First, a personal note. I felt I was in mourning when Rivka died. I loved her like I loved my own mother.
Now about Rivka.
Her husband, Mula, and she were twin souls. The Torah says about Jacob and his son Binyomin, נפשו קשורה בנפשו, “one’s soul was bound up with the soul of the other”, and that’s how it was with Rivka and Mula.
Here are two examples (from their lives together).
For Rivka life on Kibbutz Ha-Ma’apil was a slice of Eden. First, she watched the things she planted grow, and that was therapeutic for her. Then she became a teacher of Kibbutz children. In a poem entitled “With my students of the Rimon Class” she says of the children “and I discover/that the honey-/is in fact you”.

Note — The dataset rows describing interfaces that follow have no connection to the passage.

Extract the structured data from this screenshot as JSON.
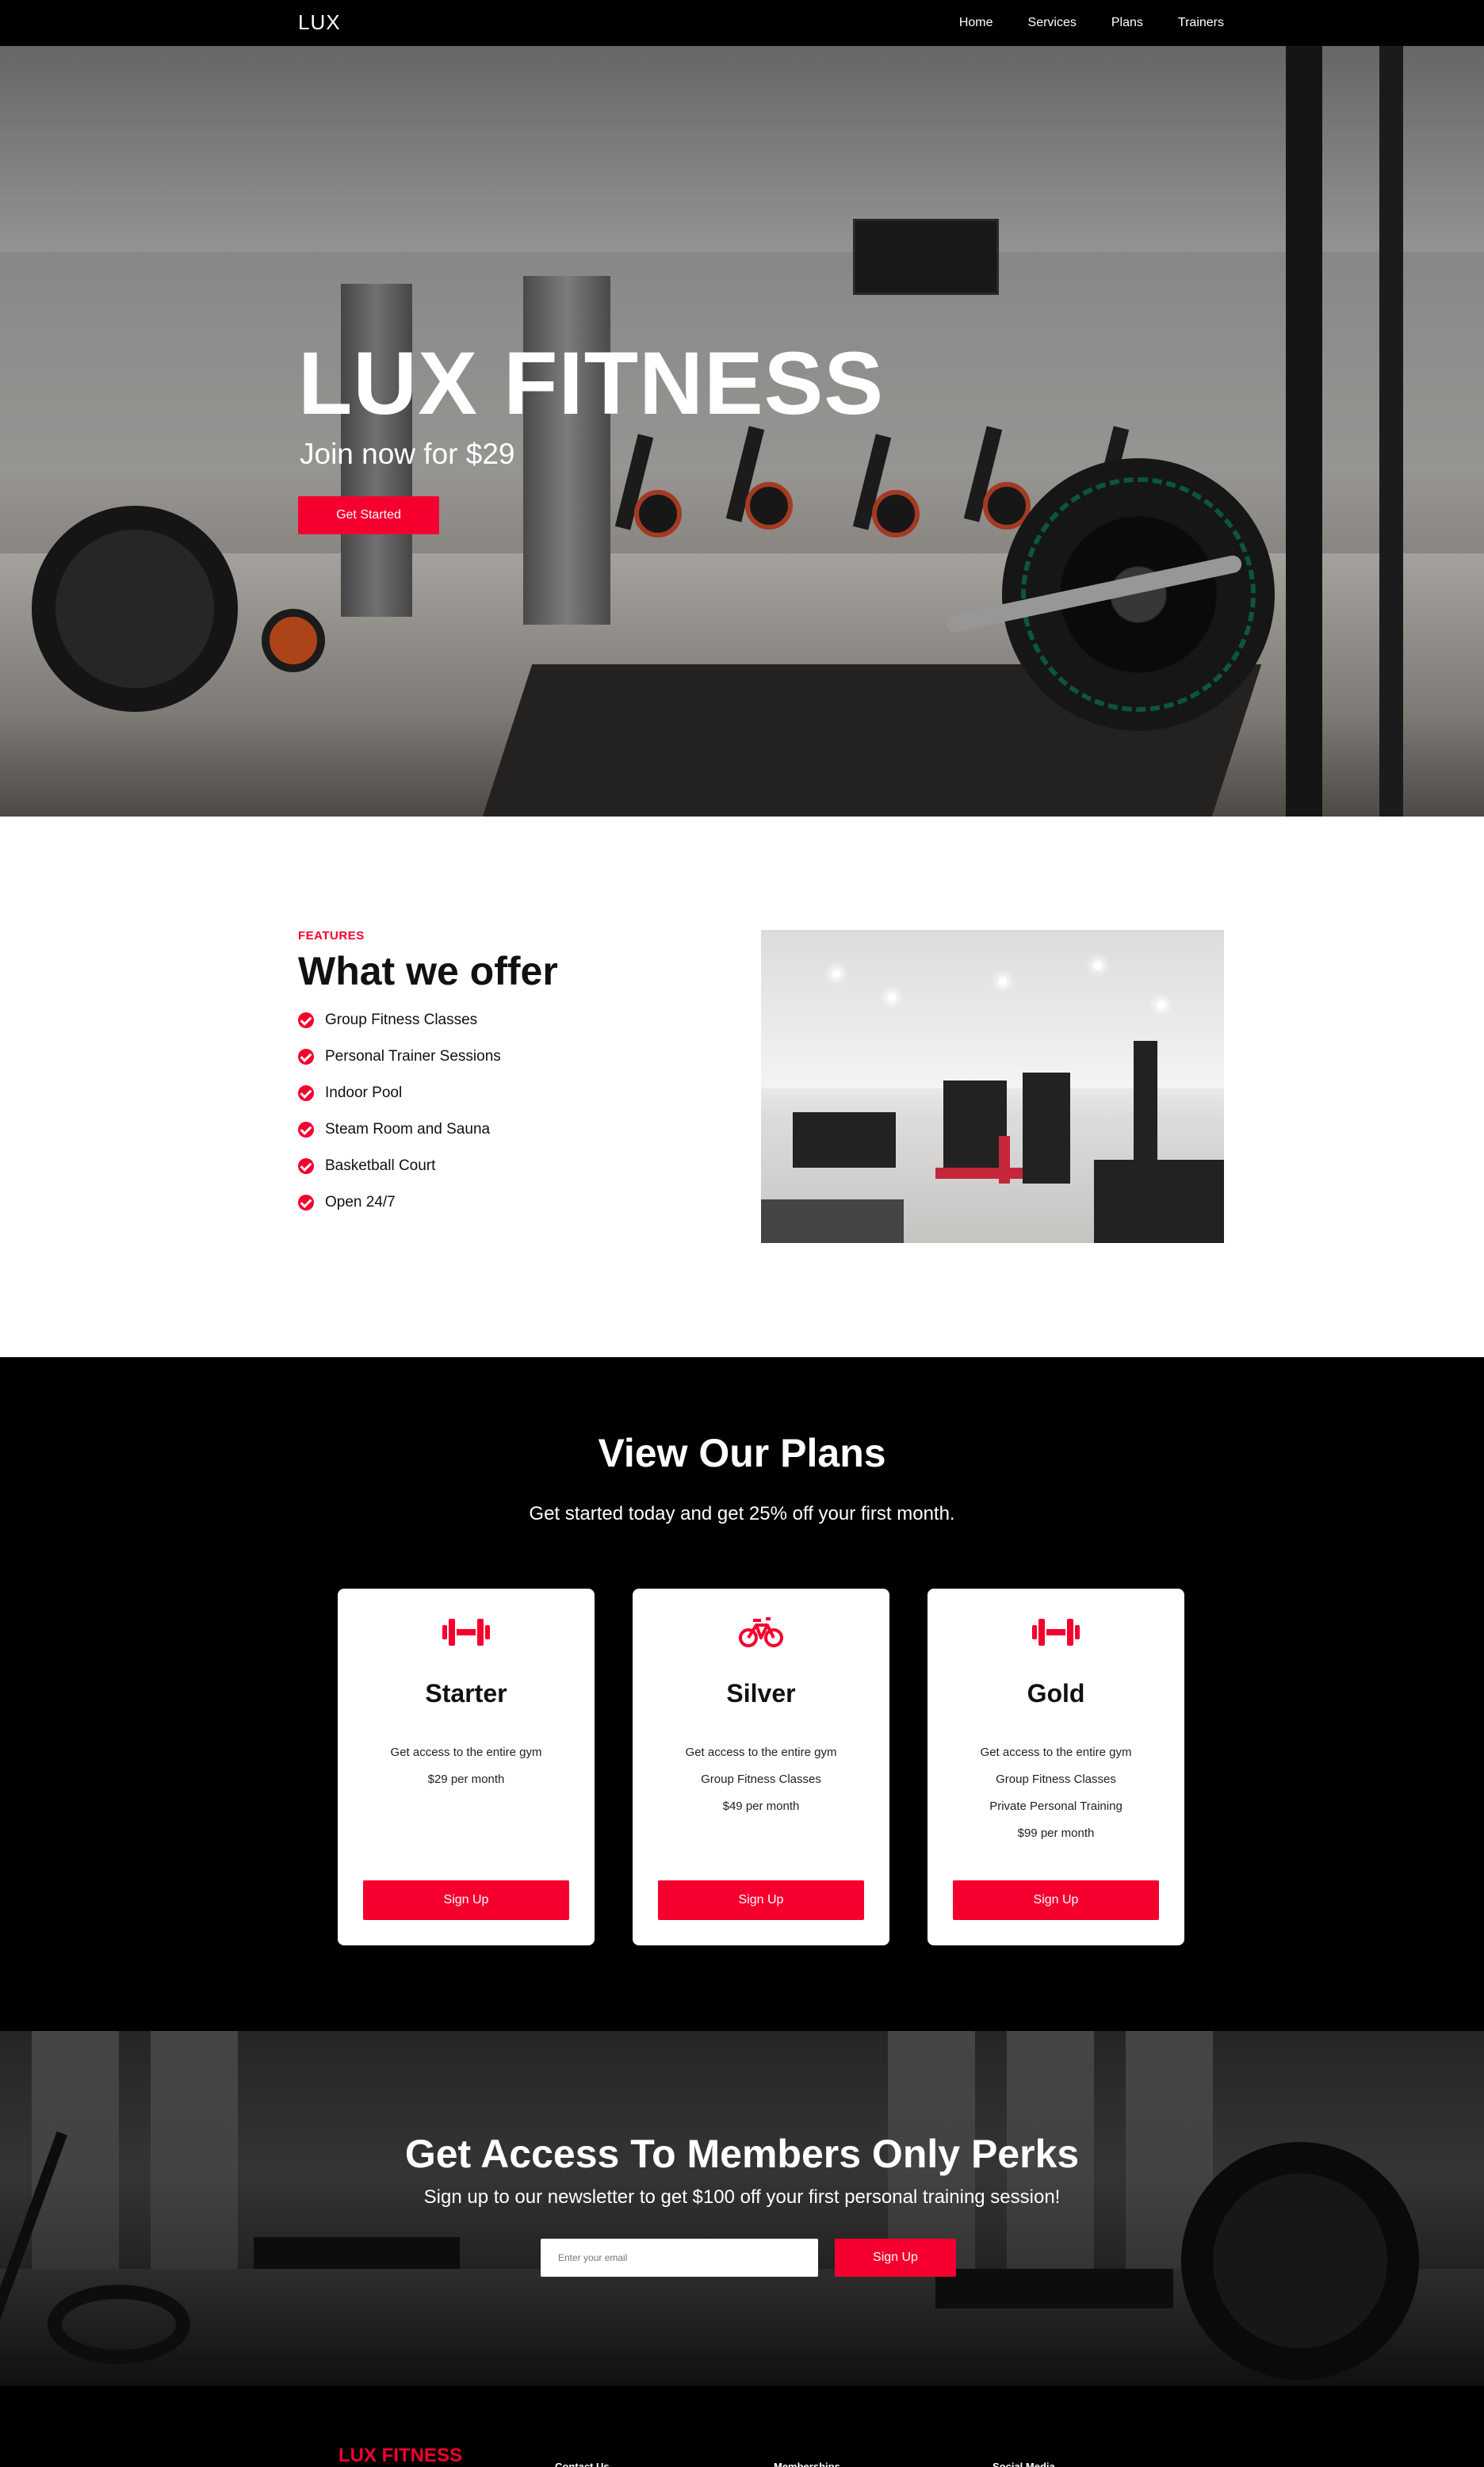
{
  "nav": {
    "logo": "LUX",
    "links": [
      "Home",
      "Services",
      "Plans",
      "Trainers"
    ]
  },
  "hero": {
    "title": "LUX FITNESS",
    "subtitle": "Join now for $29",
    "cta_label": "Get Started"
  },
  "features": {
    "eyebrow": "FEATURES",
    "heading": "What we offer",
    "items": [
      "Group Fitness Classes",
      "Personal Trainer Sessions",
      "Indoor Pool",
      "Steam Room and Sauna",
      "Basketball Court",
      "Open 24/7"
    ]
  },
  "plans": {
    "heading": "View Our Plans",
    "tagline": "Get started today and get 25% off your first month.",
    "cards": [
      {
        "icon": "dumbbell-icon",
        "name": "Starter",
        "lines": [
          "Get access to the entire gym",
          "$29 per month"
        ],
        "button": "Sign Up"
      },
      {
        "icon": "bicycle-icon",
        "name": "Silver",
        "lines": [
          "Get access to the entire gym",
          "Group Fitness Classes",
          "$49 per month"
        ],
        "button": "Sign Up"
      },
      {
        "icon": "dumbbell-icon",
        "name": "Gold",
        "lines": [
          "Get access to the entire gym",
          "Group Fitness Classes",
          "Private Personal Training",
          "$99 per month"
        ],
        "button": "Sign Up"
      }
    ]
  },
  "newsletter": {
    "heading": "Get Access To Members Only Perks",
    "text": "Sign up to our newsletter to get $100 off your first personal training session!",
    "email_placeholder": "Enter your email",
    "button": "Sign Up"
  },
  "footer": {
    "brand": "LUX FITNESS",
    "columns": [
      "Contact Us",
      "Memberships",
      "Social Media"
    ]
  },
  "colors": {
    "accent": "#f5002e",
    "dark": "#000000",
    "light": "#ffffff"
  }
}
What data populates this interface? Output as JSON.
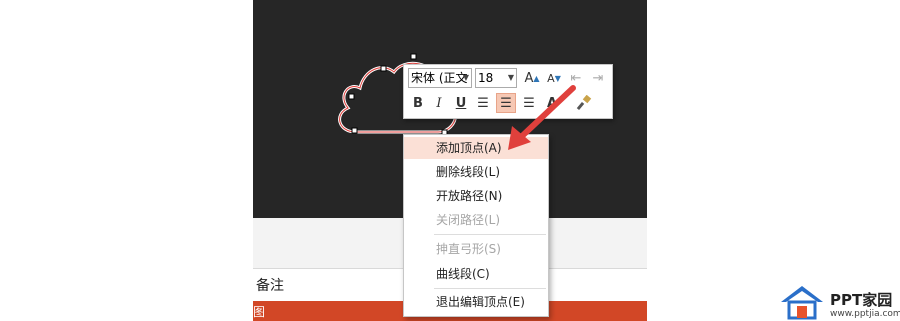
{
  "colors": {
    "slide_bg": "#262626",
    "accent": "#d24726",
    "arrow": "#e0403c",
    "menu_hover": "#fbe0d6"
  },
  "notes": {
    "label": "备注"
  },
  "status": {
    "text": "图"
  },
  "toolbar": {
    "font_name": "宋体 (正文",
    "font_size": "18",
    "bold": "B",
    "italic": "I",
    "underline": "U",
    "grow_font": "A",
    "shrink_font": "A",
    "font_color": "A"
  },
  "menu": {
    "items": [
      {
        "label": "添加顶点(A)",
        "state": "hover"
      },
      {
        "label": "删除线段(L)",
        "state": "normal"
      },
      {
        "label": "开放路径(N)",
        "state": "normal"
      },
      {
        "label": "关闭路径(L)",
        "state": "disabled"
      },
      {
        "label": "抻直弓形(S)",
        "state": "disabled"
      },
      {
        "label": "曲线段(C)",
        "state": "normal"
      },
      {
        "label": "退出编辑顶点(E)",
        "state": "normal"
      }
    ]
  },
  "logo": {
    "title": "PPT家园",
    "url": "www.pptjia.com"
  }
}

But for Mula life on the kibbutz was most unpleasant. He was a painter and he wanted to paint more than the few hours a week that the kibbutz allotted to him. He told Rivka he wanted to leave and without hesitation, she told him she would go with him. So the two left the kibbutz together.
Years later, when Rivka was studying for an MA in literature at Columbia University, Mula was homesick for Israel (He was simply unhappy in the Diaspora). When he told Rivka this, she reacted much as Ruth said to Naomi: “Wherever you go, I go, too.” And so the pair left for Israel together.
I was always surprised at Rivka’s optimism.
When I asked her about this, she said: “What can I do? God created me like this”.
I got a similar response when we watched a film about Rivka at Bet Leyvik.
There I saw Rivka in uniform holding a rifle. “Rivka”, I said, “you never told me you were a soldier!” She responded with “What could we do? They attacked us. We fought in self-defense.”
Another time, when we sat around the table shooting the breeze at Bet Leyvik, one of the folks there announced that he had something to say, but he begged every one’s pardon, he would speak in Hebrew, and not in Yiddish.
“You have nothing to apologize for,” Rivka said. “Hebrew is also a Jewish language.”